The answer is to be the data below, written out in full and exactly.

## Entries shown
----

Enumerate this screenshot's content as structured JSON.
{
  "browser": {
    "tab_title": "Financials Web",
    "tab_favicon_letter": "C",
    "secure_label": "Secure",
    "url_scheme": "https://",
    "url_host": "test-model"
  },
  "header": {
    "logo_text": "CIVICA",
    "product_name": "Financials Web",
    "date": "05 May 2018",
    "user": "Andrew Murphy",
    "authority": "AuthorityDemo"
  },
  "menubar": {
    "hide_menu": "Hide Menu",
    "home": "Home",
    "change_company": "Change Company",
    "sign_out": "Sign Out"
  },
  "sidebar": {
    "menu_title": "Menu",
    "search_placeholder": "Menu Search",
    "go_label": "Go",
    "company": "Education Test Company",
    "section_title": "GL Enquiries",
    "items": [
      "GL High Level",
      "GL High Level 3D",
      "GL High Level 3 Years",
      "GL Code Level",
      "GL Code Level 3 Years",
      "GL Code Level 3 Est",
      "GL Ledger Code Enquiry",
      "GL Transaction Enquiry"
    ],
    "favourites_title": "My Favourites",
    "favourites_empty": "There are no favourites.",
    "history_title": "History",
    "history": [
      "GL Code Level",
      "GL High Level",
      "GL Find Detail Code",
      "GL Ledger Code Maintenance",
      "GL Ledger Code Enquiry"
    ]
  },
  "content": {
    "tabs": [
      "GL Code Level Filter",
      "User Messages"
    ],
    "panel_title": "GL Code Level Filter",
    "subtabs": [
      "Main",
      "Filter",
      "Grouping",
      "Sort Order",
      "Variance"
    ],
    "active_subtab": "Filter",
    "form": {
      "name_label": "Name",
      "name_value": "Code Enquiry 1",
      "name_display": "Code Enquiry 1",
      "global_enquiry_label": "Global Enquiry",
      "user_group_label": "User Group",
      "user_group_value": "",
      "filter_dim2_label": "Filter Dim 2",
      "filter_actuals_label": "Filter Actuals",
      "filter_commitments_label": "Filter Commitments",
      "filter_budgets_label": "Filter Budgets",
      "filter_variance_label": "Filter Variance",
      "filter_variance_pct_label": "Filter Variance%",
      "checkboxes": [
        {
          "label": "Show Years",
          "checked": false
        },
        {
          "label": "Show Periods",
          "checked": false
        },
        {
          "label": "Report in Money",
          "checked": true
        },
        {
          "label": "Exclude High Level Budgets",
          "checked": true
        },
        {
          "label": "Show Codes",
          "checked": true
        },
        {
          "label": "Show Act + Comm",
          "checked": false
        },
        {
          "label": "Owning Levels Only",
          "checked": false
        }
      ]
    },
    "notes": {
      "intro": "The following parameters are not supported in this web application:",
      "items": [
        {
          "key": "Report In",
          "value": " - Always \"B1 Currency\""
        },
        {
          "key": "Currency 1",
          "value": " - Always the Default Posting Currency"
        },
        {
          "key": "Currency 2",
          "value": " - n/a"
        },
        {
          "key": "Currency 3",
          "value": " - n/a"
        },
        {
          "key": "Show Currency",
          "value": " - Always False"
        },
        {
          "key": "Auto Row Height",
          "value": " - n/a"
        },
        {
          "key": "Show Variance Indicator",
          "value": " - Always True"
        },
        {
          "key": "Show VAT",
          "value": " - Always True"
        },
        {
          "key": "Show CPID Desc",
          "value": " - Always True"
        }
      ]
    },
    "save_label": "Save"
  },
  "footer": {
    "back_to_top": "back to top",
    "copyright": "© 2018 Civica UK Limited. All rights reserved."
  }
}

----

## Solution to this task
Enumerate this screenshot's content as structured JSON.
{
  "browser": {
    "tab_title": "Financials Web",
    "tab_favicon_letter": "C",
    "secure_label": "Secure",
    "url_scheme": "https://",
    "url_host": "test-model"
  },
  "header": {
    "logo_text": "CIVICA",
    "product_name": "Financials Web",
    "date": "05 May 2018",
    "user": "Andrew Murphy",
    "authority": "AuthorityDemo"
  },
  "menubar": {
    "hide_menu": "Hide Menu",
    "home": "Home",
    "change_company": "Change Company",
    "sign_out": "Sign Out"
  },
  "sidebar": {
    "menu_title": "Menu",
    "search_placeholder": "Menu Search",
    "go_label": "Go",
    "company": "Education Test Company",
    "section_title": "GL Enquiries",
    "items": [
      "GL High Level",
      "GL High Level 3D",
      "GL High Level 3 Years",
      "GL Code Level",
      "GL Code Level 3 Years",
      "GL Code Level 3 Est",
      "GL Ledger Code Enquiry",
      "GL Transaction Enquiry"
    ],
    "favourites_title": "My Favourites",
    "favourites_empty": "There are no favourites.",
    "history_title": "History",
    "history": [
      "GL Code Level",
      "GL High Level",
      "GL Find Detail Code",
      "GL Ledger Code Maintenance",
      "GL Ledger Code Enquiry"
    ]
  },
  "content": {
    "tabs": [
      "GL Code Level Filter",
      "User Messages"
    ],
    "panel_title": "GL Code Level Filter",
    "subtabs": [
      "Main",
      "Filter",
      "Grouping",
      "Sort Order",
      "Variance"
    ],
    "active_subtab": "Filter",
    "form": {
      "name_label": "Name",
      "name_value": "Code Enquiry 1",
      "name_display": "Code Enquiry 1",
      "global_enquiry_label": "Global Enquiry",
      "user_group_label": "User Group",
      "user_group_value": "",
      "filter_dim2_label": "Filter Dim 2",
      "filter_actuals_label": "Filter Actuals",
      "filter_commitments_label": "Filter Commitments",
      "filter_budgets_label": "Filter Budgets",
      "filter_variance_label": "Filter Variance",
      "filter_variance_pct_label": "Filter Variance%",
      "checkboxes": [
        {
          "label": "Show Years",
          "checked": false
        },
        {
          "label": "Show Periods",
          "checked": false
        },
        {
          "label": "Report in Money",
          "checked": true
        },
        {
          "label": "Exclude High Level Budgets",
          "checked": true
        },
        {
          "label": "Show Codes",
          "checked": true
        },
        {
          "label": "Show Act + Comm",
          "checked": false
        },
        {
          "label": "Owning Levels Only",
          "checked": false
        }
      ]
    },
    "notes": {
      "intro": "The following parameters are not supported in this web application:",
      "items": [
        {
          "key": "Report In",
          "value": " - Always \"B1 Currency\""
        },
        {
          "key": "Currency 1",
          "value": " - Always the Default Posting Currency"
        },
        {
          "key": "Currency 2",
          "value": " - n/a"
        },
        {
          "key": "Currency 3",
          "value": " - n/a"
        },
        {
          "key": "Show Currency",
          "value": " - Always False"
        },
        {
          "key": "Auto Row Height",
          "value": " - n/a"
        },
        {
          "key": "Show Variance Indicator",
          "value": " - Always True"
        },
        {
          "key": "Show VAT",
          "value": " - Always True"
        },
        {
          "key": "Show CPID Desc",
          "value": " - Always True"
        }
      ]
    },
    "save_label": "Save"
  },
  "footer": {
    "back_to_top": "back to top",
    "copyright": "© 2018 Civica UK Limited. All rights reserved."
  }
}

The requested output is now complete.